Pi is an irrational number. That means that it cannot be expressed as a simple ratio of rational numbers, in other words, it cannot be expressed as a fraction. For example, the fraction 22/7 is a decent estimate of pi, but it’s not exactly pi. This fraction has the decimal value of 3.142857, which only has an error of 0.04%. This is pretty good, but, not perfect. This proof was first presented by Johann Heinrich Lambert in the 1760’s, and several times since using different mathematical approaches that do not rely on actual calculation. That these proofs don’t need to actually calculate the value of pi is important because to do so could simply mean that the value is not known to enough significant figures yet. However, this brute force approach of proving that pi is a rational number has been attempted by computer scientists for decades as many algorithms continue to run, even today, increasing the number of digits known of pi. In fact, currently pi is known to 2.7 trillion (yes, trillion) digits.
That pi is irrational should, perhaps, not be a surprise. There are several constants in the universe that are actually irrational numbers, but there are an infinite number of irrational numbers between two rational numbers, regardless of how thinly sliced the rational numbers are. See, a rational number is any number that can be expressed as a fraction of integers, n/d, where n is the numerator, and d is the denominator.
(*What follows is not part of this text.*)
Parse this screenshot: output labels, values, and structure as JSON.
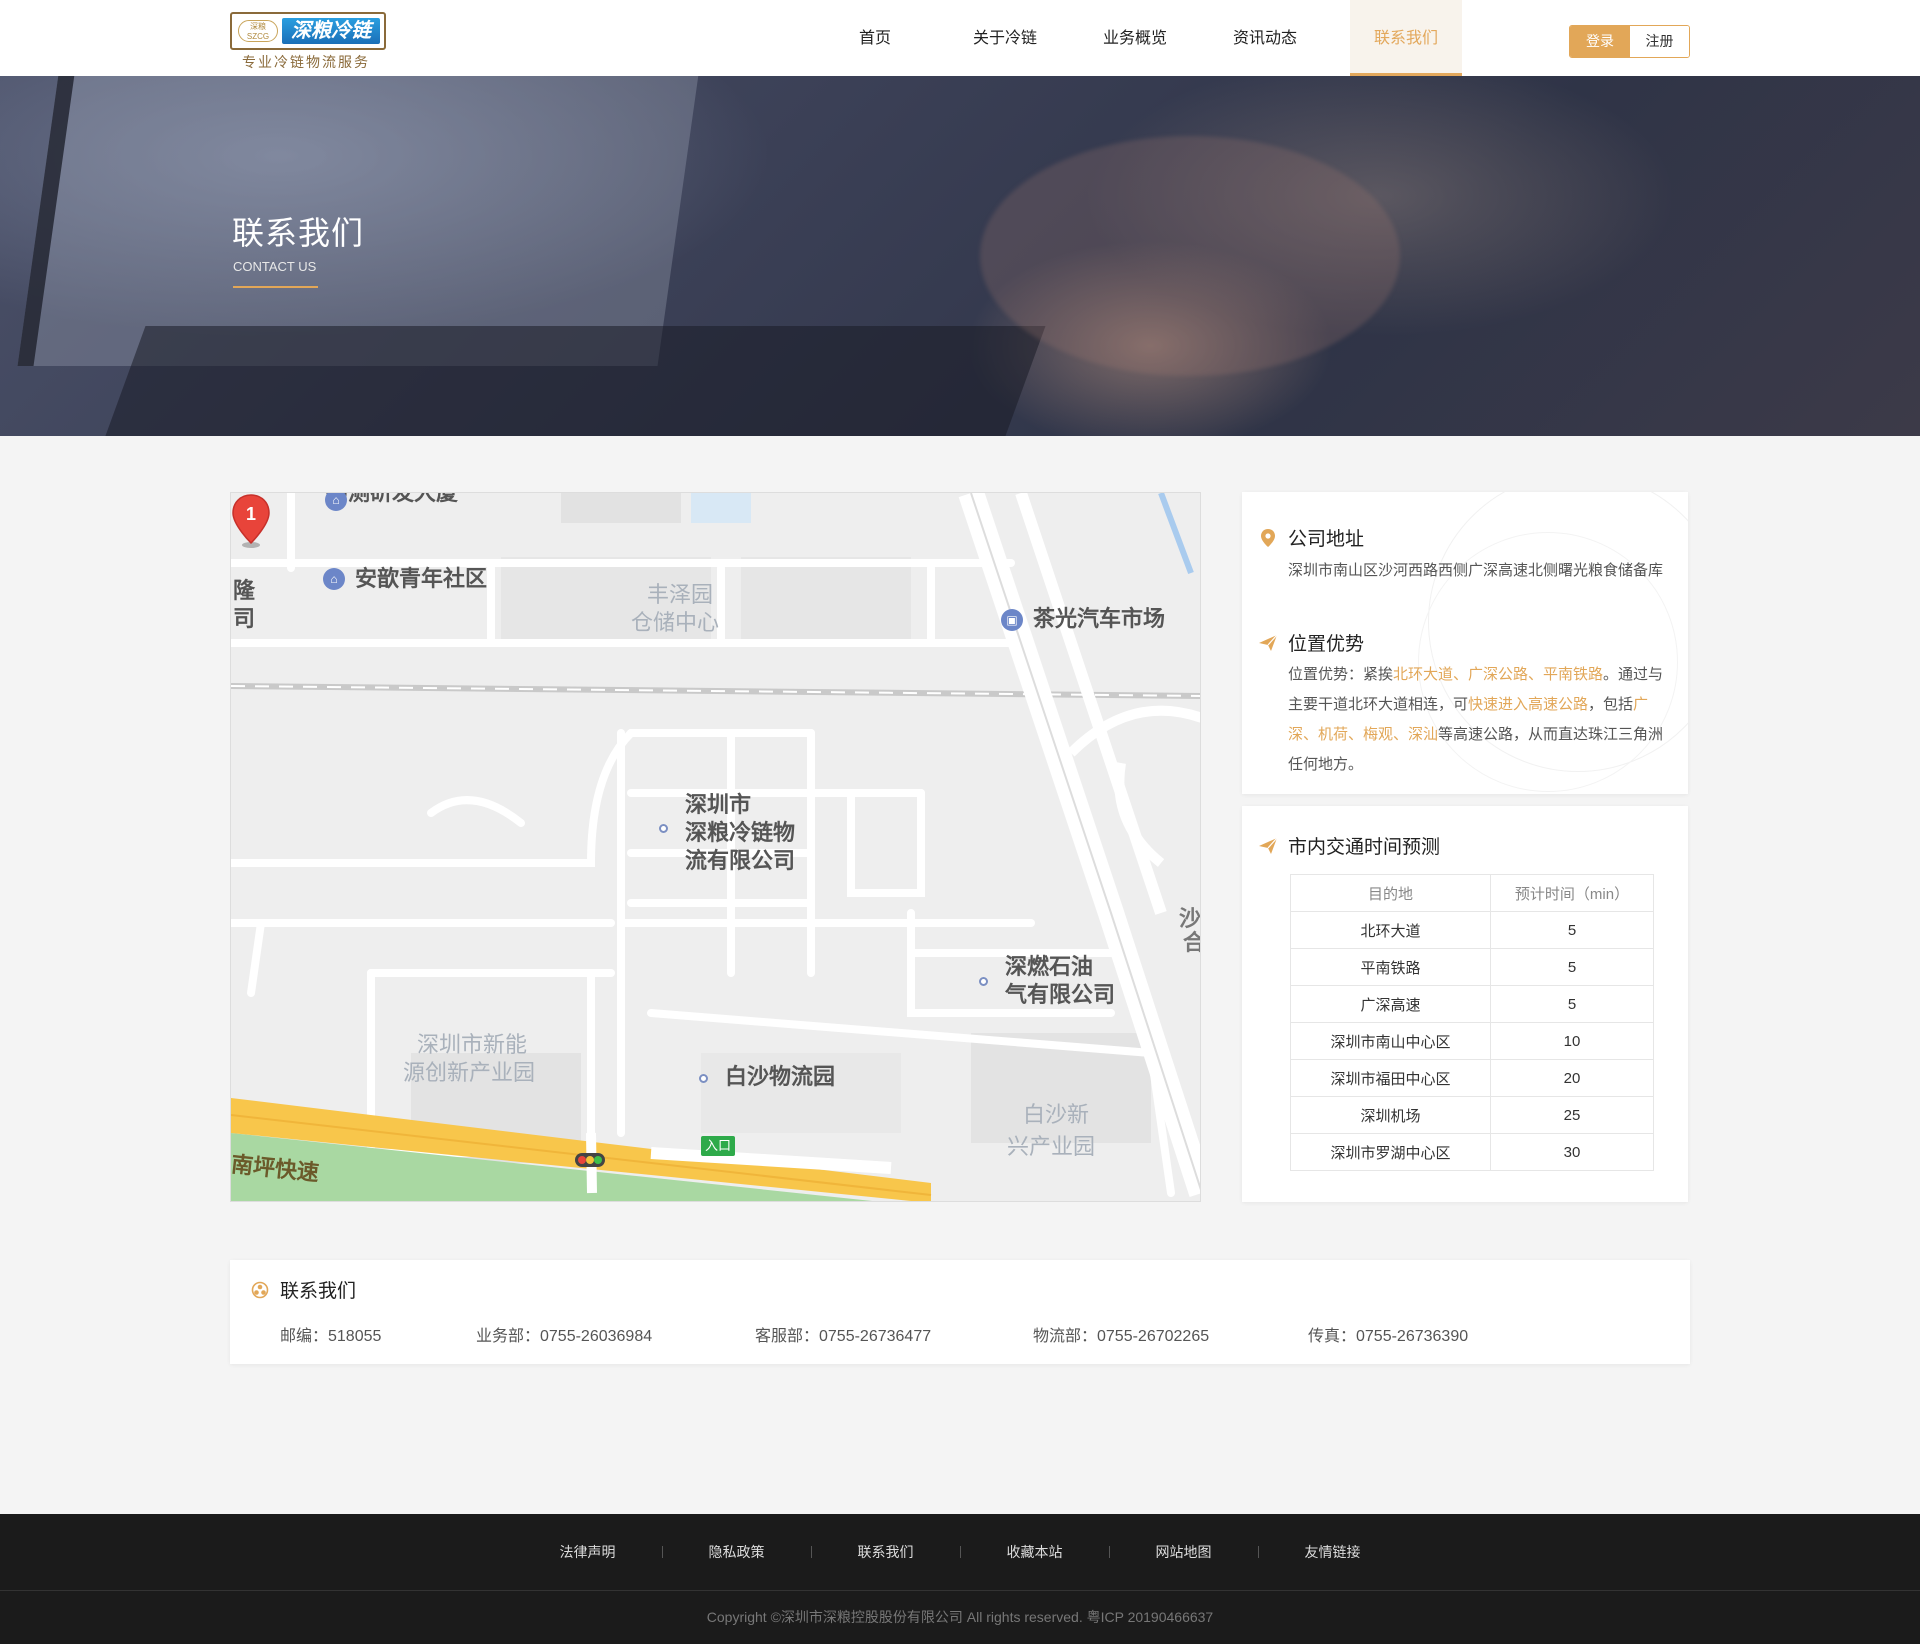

So, let’s assume two rational numbers, n and d. Two adjacent numbers n would have values n and n+1, or, just for the sake of this discussion, let’s say n+0 and n+1. Because 0 and 1 are both integers, and since we’ve already defined n to be some integer, then n+0 and n+1 are both integers as well, and the fractions (n+0)/d and (n+1)/d are adjacent real numbers, regardless of how large n and d are, including if they are infinitely large. However, because there are an infinite number of decimal places between 0 and 1, then there are an infinite number of real non-integer numbers between n+0 and n+1. This means that between any two rational numbers, there is an infinite number of irrational numbers.
I know, infinity blows my mind as well!
Mathematics is so powerful. Currently, there is a new virus spreading throughout the US, and following the mathematical model of a pandemic with frightening accuracy. With this, we can predict where the virus will hit and help prepare for it by providing supplies and resources where we know they will be needed in a timely fashion. Mathematical models are being used to predict short term weather, but also the effects of global warming, telling us where to expect flooding, and crop shifts. As the weather changes, rainfall can be expected to shift, meaning the temperate and desert zones will also shift. Despite naysayers and climate deniers, these models are already in use by the US military to predict changes that must be anticipated for national defense, and agricultural organizations to predict what the best crops can be expected to grow in any given area based on temperature and rainfall. I myself have developed many mathematical models over the years (and still do, for example, for crime prediction), and invariably, pi ends up somewhere in the equations.